─── Excerpted data ───

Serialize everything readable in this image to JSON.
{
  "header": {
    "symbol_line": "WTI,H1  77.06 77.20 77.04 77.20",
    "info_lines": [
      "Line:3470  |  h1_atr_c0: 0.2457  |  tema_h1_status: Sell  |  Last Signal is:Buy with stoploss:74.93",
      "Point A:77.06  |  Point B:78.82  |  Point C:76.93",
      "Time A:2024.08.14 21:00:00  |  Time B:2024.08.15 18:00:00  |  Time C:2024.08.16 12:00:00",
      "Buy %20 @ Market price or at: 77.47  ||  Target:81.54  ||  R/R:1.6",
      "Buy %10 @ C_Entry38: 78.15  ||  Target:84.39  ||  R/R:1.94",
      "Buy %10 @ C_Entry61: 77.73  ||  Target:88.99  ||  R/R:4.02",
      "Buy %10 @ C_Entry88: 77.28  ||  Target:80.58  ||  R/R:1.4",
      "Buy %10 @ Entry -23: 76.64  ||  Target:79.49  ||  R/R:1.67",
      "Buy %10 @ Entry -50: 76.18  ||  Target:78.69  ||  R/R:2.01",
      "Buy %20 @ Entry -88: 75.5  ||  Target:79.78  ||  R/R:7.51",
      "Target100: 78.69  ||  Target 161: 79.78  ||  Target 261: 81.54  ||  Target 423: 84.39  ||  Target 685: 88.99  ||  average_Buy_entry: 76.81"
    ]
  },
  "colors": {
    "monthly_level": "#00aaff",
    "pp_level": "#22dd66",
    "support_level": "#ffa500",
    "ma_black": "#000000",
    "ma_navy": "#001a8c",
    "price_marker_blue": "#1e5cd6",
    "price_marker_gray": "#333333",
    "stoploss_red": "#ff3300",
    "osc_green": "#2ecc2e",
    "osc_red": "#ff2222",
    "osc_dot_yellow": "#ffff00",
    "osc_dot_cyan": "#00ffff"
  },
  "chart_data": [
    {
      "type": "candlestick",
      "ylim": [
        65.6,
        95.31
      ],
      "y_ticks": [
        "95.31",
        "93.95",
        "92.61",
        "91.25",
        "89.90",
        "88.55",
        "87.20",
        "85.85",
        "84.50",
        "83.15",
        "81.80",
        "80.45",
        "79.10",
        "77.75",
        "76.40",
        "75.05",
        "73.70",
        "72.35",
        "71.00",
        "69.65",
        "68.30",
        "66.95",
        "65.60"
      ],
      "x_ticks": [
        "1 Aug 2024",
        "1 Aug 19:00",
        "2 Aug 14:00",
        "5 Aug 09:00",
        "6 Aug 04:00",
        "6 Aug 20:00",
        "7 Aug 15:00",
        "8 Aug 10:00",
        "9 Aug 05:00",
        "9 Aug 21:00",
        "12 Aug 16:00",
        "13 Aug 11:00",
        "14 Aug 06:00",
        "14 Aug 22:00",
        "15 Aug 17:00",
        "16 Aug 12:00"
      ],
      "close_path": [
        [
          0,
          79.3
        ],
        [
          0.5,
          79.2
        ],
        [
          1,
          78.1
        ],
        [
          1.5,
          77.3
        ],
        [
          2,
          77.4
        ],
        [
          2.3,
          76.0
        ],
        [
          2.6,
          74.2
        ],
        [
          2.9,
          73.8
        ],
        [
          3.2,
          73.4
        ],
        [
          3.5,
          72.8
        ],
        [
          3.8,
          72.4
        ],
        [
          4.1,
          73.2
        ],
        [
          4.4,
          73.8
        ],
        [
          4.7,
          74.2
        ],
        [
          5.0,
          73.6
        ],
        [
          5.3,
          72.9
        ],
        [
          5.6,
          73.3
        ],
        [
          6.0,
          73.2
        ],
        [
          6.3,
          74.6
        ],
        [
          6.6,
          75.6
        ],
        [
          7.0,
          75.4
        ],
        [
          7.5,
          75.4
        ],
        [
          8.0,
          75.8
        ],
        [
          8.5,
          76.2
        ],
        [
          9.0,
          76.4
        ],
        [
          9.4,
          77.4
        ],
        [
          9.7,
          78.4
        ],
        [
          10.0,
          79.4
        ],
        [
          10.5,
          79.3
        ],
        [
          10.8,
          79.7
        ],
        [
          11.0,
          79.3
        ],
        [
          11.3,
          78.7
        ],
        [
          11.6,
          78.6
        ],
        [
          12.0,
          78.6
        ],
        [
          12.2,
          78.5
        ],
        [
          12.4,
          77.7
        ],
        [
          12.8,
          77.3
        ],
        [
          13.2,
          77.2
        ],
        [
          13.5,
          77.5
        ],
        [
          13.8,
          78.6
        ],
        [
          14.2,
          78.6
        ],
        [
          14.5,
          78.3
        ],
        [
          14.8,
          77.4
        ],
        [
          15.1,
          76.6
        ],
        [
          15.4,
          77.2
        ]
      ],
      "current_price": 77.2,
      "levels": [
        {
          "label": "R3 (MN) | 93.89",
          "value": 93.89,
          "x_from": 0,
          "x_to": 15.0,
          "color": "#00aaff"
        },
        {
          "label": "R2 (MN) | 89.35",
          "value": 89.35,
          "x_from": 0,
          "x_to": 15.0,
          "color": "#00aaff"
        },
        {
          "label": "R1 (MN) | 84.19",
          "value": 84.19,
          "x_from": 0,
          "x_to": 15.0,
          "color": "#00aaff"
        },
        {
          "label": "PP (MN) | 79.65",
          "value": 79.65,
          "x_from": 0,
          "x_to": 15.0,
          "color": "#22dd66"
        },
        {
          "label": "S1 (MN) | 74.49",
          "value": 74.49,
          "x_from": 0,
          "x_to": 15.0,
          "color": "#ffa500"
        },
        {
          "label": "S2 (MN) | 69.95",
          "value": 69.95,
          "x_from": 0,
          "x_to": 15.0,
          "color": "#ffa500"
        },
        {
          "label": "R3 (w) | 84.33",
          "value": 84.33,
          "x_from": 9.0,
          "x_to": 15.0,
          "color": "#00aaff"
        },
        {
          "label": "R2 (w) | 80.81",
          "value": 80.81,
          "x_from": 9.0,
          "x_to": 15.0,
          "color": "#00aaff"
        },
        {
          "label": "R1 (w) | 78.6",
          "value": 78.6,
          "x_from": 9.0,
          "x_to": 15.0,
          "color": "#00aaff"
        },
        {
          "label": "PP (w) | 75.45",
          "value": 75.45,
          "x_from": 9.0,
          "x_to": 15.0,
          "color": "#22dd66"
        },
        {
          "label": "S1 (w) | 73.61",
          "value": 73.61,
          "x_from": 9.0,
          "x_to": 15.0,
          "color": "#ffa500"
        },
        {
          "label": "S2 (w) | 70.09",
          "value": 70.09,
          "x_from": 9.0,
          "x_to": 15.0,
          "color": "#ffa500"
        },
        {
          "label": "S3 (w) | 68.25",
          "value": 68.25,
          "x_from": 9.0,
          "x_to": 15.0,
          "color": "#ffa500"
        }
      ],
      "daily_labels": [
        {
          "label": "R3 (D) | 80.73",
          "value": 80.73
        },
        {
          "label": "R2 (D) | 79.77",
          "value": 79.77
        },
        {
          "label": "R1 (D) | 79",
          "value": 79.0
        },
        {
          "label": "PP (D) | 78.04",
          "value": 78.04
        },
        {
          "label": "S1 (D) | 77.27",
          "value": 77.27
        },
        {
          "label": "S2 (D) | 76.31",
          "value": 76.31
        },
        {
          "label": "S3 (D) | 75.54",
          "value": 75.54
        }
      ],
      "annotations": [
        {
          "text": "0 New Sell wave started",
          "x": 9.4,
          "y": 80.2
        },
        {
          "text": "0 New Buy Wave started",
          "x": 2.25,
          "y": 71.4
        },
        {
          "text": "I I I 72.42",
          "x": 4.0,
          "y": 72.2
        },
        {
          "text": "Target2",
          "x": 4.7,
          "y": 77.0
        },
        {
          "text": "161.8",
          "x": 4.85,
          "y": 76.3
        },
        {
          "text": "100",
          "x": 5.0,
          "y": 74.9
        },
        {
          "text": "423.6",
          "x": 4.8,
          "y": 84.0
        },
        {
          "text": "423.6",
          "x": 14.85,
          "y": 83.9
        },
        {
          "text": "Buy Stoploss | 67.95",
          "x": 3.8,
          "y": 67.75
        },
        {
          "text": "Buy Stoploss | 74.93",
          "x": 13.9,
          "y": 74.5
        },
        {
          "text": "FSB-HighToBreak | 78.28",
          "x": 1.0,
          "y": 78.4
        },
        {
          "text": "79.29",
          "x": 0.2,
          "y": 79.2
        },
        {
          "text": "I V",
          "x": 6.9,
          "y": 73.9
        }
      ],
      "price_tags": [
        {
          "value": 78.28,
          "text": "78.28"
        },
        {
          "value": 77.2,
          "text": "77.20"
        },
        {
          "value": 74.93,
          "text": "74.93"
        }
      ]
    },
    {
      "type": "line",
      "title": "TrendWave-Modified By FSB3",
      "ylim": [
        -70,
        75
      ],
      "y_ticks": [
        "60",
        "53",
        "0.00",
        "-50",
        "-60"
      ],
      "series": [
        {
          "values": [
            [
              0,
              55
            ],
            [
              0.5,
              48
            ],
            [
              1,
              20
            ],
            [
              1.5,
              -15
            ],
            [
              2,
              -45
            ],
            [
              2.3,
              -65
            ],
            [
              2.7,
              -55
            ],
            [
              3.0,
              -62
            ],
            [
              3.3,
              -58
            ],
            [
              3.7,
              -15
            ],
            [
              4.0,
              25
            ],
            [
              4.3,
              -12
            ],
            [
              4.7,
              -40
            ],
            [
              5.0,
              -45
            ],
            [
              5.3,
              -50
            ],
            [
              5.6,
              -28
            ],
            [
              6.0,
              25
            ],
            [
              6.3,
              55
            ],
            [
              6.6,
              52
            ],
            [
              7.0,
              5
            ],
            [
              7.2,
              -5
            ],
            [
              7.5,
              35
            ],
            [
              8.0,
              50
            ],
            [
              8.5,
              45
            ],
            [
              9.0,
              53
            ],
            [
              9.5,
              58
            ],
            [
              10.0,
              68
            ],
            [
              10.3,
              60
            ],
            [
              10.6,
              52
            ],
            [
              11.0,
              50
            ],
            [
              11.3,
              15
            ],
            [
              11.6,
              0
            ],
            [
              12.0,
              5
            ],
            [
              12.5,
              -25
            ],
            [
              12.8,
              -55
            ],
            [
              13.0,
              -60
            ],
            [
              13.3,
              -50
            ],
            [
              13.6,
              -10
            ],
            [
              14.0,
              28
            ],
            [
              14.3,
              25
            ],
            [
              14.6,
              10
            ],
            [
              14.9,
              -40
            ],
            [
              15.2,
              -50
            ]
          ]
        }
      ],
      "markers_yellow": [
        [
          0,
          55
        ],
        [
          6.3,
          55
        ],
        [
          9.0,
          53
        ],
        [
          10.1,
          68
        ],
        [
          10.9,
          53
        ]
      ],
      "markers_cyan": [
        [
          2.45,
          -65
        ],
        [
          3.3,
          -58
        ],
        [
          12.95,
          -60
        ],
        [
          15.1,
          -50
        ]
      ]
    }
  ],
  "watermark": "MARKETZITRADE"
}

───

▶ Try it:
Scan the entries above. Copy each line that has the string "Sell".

▶ Result of this exercise:
      "Line:3470  |  h1_atr_c0: 0.2457  |  tema_h1_status: Sell  |  Last Signal is:Buy with stoploss:74.93",
          "text": "0 New Sell wave started",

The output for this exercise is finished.